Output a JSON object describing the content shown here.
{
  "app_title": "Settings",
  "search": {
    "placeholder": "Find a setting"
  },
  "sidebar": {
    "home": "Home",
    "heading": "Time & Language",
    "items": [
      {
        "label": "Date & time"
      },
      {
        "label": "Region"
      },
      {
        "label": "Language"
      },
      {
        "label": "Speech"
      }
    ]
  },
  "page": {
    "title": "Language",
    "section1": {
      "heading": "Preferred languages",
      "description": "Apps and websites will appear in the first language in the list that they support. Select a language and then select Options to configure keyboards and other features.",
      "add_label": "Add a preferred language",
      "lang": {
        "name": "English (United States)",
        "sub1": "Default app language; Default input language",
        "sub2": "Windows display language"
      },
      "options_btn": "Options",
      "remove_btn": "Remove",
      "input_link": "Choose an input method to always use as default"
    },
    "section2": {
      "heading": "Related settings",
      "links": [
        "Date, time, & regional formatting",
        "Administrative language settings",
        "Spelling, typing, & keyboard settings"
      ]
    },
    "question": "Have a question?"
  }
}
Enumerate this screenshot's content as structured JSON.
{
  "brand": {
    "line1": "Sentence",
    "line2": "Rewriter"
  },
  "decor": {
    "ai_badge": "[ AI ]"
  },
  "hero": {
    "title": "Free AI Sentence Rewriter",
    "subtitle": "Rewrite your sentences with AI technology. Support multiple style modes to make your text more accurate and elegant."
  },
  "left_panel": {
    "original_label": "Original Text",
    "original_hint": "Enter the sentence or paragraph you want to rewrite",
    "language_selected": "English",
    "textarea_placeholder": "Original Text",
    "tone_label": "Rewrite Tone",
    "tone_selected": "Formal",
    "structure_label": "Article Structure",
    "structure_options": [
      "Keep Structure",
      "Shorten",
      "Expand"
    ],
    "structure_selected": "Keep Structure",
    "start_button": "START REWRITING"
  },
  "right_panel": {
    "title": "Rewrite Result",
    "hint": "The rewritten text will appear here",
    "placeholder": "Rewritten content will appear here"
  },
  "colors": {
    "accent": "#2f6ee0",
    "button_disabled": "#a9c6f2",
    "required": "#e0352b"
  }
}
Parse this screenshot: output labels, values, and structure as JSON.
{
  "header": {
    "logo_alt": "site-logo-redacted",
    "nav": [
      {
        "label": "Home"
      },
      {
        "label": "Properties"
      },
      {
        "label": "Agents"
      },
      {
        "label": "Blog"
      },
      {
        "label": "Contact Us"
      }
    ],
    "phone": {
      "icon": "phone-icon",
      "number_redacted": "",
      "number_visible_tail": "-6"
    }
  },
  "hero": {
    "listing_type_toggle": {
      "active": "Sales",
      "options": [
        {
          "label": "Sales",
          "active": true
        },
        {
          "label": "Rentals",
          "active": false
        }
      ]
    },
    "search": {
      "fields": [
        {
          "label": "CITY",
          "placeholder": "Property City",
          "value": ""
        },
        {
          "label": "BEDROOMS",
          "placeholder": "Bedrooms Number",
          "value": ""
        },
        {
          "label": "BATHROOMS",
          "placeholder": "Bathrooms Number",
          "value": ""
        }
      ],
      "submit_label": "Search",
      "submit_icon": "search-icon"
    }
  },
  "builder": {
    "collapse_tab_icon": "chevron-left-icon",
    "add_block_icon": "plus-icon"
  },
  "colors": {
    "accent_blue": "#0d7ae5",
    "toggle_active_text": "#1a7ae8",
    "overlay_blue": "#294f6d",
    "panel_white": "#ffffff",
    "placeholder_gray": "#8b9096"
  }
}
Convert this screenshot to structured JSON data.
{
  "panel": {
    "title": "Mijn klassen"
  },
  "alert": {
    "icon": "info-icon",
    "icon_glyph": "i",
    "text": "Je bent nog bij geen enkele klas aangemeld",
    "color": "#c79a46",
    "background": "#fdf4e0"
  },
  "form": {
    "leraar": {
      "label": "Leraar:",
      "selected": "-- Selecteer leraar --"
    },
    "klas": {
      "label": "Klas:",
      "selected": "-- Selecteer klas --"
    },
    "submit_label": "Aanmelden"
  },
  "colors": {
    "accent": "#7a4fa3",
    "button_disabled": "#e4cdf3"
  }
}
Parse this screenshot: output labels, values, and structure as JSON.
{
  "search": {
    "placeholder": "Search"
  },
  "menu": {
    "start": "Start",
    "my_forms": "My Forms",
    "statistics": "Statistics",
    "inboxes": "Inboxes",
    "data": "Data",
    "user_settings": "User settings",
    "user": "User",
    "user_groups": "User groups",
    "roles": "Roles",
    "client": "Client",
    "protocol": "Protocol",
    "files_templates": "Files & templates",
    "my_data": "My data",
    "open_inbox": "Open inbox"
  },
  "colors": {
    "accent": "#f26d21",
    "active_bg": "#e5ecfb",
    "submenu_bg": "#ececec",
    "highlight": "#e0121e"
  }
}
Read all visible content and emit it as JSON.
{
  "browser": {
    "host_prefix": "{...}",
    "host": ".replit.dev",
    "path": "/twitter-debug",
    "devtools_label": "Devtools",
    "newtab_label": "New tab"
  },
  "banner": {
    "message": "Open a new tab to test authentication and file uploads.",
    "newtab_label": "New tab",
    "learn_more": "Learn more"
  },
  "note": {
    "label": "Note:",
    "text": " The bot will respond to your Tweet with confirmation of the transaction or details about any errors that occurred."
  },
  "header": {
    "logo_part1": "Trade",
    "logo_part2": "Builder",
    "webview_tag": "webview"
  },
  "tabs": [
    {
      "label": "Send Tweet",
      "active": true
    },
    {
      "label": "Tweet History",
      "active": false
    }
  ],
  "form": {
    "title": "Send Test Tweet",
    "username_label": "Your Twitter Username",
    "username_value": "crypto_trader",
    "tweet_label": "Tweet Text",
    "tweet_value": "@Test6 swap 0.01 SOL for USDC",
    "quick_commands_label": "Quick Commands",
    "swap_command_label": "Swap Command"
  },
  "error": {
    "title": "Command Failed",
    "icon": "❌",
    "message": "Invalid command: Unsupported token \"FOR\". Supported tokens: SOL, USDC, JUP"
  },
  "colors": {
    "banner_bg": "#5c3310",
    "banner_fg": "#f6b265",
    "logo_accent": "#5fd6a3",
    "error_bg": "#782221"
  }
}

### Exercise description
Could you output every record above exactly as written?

### Task output
Output a JSON object describing the content shown here.
{
  "app_title": "Settings",
  "search": {
    "placeholder": "Find a setting"
  },
  "sidebar": {
    "home": "Home",
    "heading": "Time & Language",
    "items": [
      {
        "label": "Date & time"
      },
      {
        "label": "Region"
      },
      {
        "label": "Language"
      },
      {
        "label": "Speech"
      }
    ]
  },
  "page": {
    "title": "Language",
    "section1": {
      "heading": "Preferred languages",
      "description": "Apps and websites will appear in the first language in the list that they support. Select a language and then select Options to configure keyboards and other features.",
      "add_label": "Add a preferred language",
      "lang": {
        "name": "English (United States)",
        "sub1": "Default app language; Default input language",
        "sub2": "Windows display language"
      },
      "options_btn": "Options",
      "remove_btn": "Remove",
      "input_link": "Choose an input method to always use as default"
    },
    "section2": {
      "heading": "Related settings",
      "links": [
        "Date, time, & regional formatting",
        "Administrative language settings",
        "Spelling, typing, & keyboard settings"
      ]
    },
    "question": "Have a question?"
  }
}
Enumerate this screenshot's content as structured JSON.
{
  "brand": {
    "line1": "Sentence",
    "line2": "Rewriter"
  },
  "decor": {
    "ai_badge": "[ AI ]"
  },
  "hero": {
    "title": "Free AI Sentence Rewriter",
    "subtitle": "Rewrite your sentences with AI technology. Support multiple style modes to make your text more accurate and elegant."
  },
  "left_panel": {
    "original_label": "Original Text",
    "original_hint": "Enter the sentence or paragraph you want to rewrite",
    "language_selected": "English",
    "textarea_placeholder": "Original Text",
    "tone_label": "Rewrite Tone",
    "tone_selected": "Formal",
    "structure_label": "Article Structure",
    "structure_options": [
      "Keep Structure",
      "Shorten",
      "Expand"
    ],
    "structure_selected": "Keep Structure",
    "start_button": "START REWRITING"
  },
  "right_panel": {
    "title": "Rewrite Result",
    "hint": "The rewritten text will appear here",
    "placeholder": "Rewritten content will appear here"
  },
  "colors": {
    "accent": "#2f6ee0",
    "button_disabled": "#a9c6f2",
    "required": "#e0352b"
  }
}
Parse this screenshot: output labels, values, and structure as JSON.
{
  "header": {
    "logo_alt": "site-logo-redacted",
    "nav": [
      {
        "label": "Home"
      },
      {
        "label": "Properties"
      },
      {
        "label": "Agents"
      },
      {
        "label": "Blog"
      },
      {
        "label": "Contact Us"
      }
    ],
    "phone": {
      "icon": "phone-icon",
      "number_redacted": "",
      "number_visible_tail": "-6"
    }
  },
  "hero": {
    "listing_type_toggle": {
      "active": "Sales",
      "options": [
        {
          "label": "Sales",
          "active": true
        },
        {
          "label": "Rentals",
          "active": false
        }
      ]
    },
    "search": {
      "fields": [
        {
          "label": "CITY",
          "placeholder": "Property City",
          "value": ""
        },
        {
          "label": "BEDROOMS",
          "placeholder": "Bedrooms Number",
          "value": ""
        },
        {
          "label": "BATHROOMS",
          "placeholder": "Bathrooms Number",
          "value": ""
        }
      ],
      "submit_label": "Search",
      "submit_icon": "search-icon"
    }
  },
  "builder": {
    "collapse_tab_icon": "chevron-left-icon",
    "add_block_icon": "plus-icon"
  },
  "colors": {
    "accent_blue": "#0d7ae5",
    "toggle_active_text": "#1a7ae8",
    "overlay_blue": "#294f6d",
    "panel_white": "#ffffff",
    "placeholder_gray": "#8b9096"
  }
}
Convert this screenshot to structured JSON data.
{
  "panel": {
    "title": "Mijn klassen"
  },
  "alert": {
    "icon": "info-icon",
    "icon_glyph": "i",
    "text": "Je bent nog bij geen enkele klas aangemeld",
    "color": "#c79a46",
    "background": "#fdf4e0"
  },
  "form": {
    "leraar": {
      "label": "Leraar:",
      "selected": "-- Selecteer leraar --"
    },
    "klas": {
      "label": "Klas:",
      "selected": "-- Selecteer klas --"
    },
    "submit_label": "Aanmelden"
  },
  "colors": {
    "accent": "#7a4fa3",
    "button_disabled": "#e4cdf3"
  }
}
Parse this screenshot: output labels, values, and structure as JSON.
{
  "search": {
    "placeholder": "Search"
  },
  "menu": {
    "start": "Start",
    "my_forms": "My Forms",
    "statistics": "Statistics",
    "inboxes": "Inboxes",
    "data": "Data",
    "user_settings": "User settings",
    "user": "User",
    "user_groups": "User groups",
    "roles": "Roles",
    "client": "Client",
    "protocol": "Protocol",
    "files_templates": "Files & templates",
    "my_data": "My data",
    "open_inbox": "Open inbox"
  },
  "colors": {
    "accent": "#f26d21",
    "active_bg": "#e5ecfb",
    "submenu_bg": "#ececec",
    "highlight": "#e0121e"
  }
}
Read all visible content and emit it as JSON.
{
  "browser": {
    "host_prefix": "{...}",
    "host": ".replit.dev",
    "path": "/twitter-debug",
    "devtools_label": "Devtools",
    "newtab_label": "New tab"
  },
  "banner": {
    "message": "Open a new tab to test authentication and file uploads.",
    "newtab_label": "New tab",
    "learn_more": "Learn more"
  },
  "note": {
    "label": "Note:",
    "text": " The bot will respond to your Tweet with confirmation of the transaction or details about any errors that occurred."
  },
  "header": {
    "logo_part1": "Trade",
    "logo_part2": "Builder",
    "webview_tag": "webview"
  },
  "tabs": [
    {
      "label": "Send Tweet",
      "active": true
    },
    {
      "label": "Tweet History",
      "active": false
    }
  ],
  "form": {
    "title": "Send Test Tweet",
    "username_label": "Your Twitter Username",
    "username_value": "crypto_trader",
    "tweet_label": "Tweet Text",
    "tweet_value": "@Test6 swap 0.01 SOL for USDC",
    "quick_commands_label": "Quick Commands",
    "swap_command_label": "Swap Command"
  },
  "error": {
    "title": "Command Failed",
    "icon": "❌",
    "message": "Invalid command: Unsupported token \"FOR\". Supported tokens: SOL, USDC, JUP"
  },
  "colors": {
    "banner_bg": "#5c3310",
    "banner_fg": "#f6b265",
    "logo_accent": "#5fd6a3",
    "error_bg": "#782221"
  }
}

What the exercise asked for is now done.